Zimbabwe remains stricken by more than a decade of economic meltdown and political chaos, yet the establishment of a coalition government has generated a tentative mood of optimism amongst the country’s hard-pressed population. For too long, the visits of Rabbi Moshe Silberhaft, Spiritual Leader to the African Jewish Congress, have focused on crisis management, assisting the embattled Jewish community in day to day survival in a disintegrating society. During his most recent visit, however, he detected for the first time in years amongst those he met with a cautious mood of hope that the country might at last be turning the corner.

Rabbi Silberhaft was in Bulawayo last week on behalf of the African Jewish Congress Zimbabwe Fund. During his stay, he met with the Jewish communal leadership and residents of the Jewish aged home Savyon Lodge and addressed a public meeting for the local Jewish community.

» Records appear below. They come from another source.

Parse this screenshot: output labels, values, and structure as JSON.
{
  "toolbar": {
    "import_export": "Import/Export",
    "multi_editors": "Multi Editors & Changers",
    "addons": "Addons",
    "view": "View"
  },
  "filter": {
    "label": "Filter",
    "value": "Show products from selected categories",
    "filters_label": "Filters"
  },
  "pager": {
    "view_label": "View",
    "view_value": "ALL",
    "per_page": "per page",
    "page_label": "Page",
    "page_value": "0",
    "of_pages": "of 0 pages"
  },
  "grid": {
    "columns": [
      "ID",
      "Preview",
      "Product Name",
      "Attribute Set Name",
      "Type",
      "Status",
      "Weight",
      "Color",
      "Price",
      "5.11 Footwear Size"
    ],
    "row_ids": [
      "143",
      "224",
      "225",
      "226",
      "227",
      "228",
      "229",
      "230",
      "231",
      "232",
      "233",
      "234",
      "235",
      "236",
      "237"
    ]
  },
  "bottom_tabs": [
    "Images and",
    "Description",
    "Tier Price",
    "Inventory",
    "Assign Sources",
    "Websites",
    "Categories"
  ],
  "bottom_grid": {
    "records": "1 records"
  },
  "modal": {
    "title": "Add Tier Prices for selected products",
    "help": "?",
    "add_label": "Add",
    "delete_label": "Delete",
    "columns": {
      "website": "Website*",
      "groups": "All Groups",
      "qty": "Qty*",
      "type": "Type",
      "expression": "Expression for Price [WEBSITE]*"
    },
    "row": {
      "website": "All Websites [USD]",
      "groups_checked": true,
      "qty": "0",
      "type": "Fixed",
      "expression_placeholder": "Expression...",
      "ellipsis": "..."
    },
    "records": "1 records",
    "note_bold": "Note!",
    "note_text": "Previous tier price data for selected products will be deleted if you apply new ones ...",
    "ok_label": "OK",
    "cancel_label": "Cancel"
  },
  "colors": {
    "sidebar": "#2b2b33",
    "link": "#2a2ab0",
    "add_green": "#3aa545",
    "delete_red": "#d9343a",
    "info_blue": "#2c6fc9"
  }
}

He was joined for the latter occasion by Ilan Baruch, the immediate past Israel Ambassador to South Africa and the newly appointed Non-Resident Ambassador to Zimbabwe, Zambia, Botswana and Namibia.

Rabbi Silberhaft remarked on how heartening it was to see how many Jewish individuals, whether in Zimbabwe, South Africa and even overseas, were involved in initiatives assisting the greater Zimbabwe population at this difficult time. A high-point of his visit in this regard had been the presentation, on behalf of the organisation Australian Books for Children of Africa, of second-hand school books to SGOFOTI (“Support Group of Families of Terminally Ill”).

SGOFOTI, an organization devoted to providing emotional and psychological support to the families of HIV/AIDS victims in Zimbabwe, was virtually single-handedly established and is now run by Ruth Feigenbaum, a former South African today resident in Bulawayo. Ben Margow and other South African Jewish expatriates now living in Australia were likewise responsible for the establishment of Australian Books for Children of Africa, which focuses on recycling books and empowering children in Africa to read. Book distribution within South Africa is largely overseen by Sheryl Furman and Lauren Klavansky (formerly from the Free State towns of Marquard and Bethlehem), with the latter working through the Port Elizabeth branch of the Union of Jewish Women.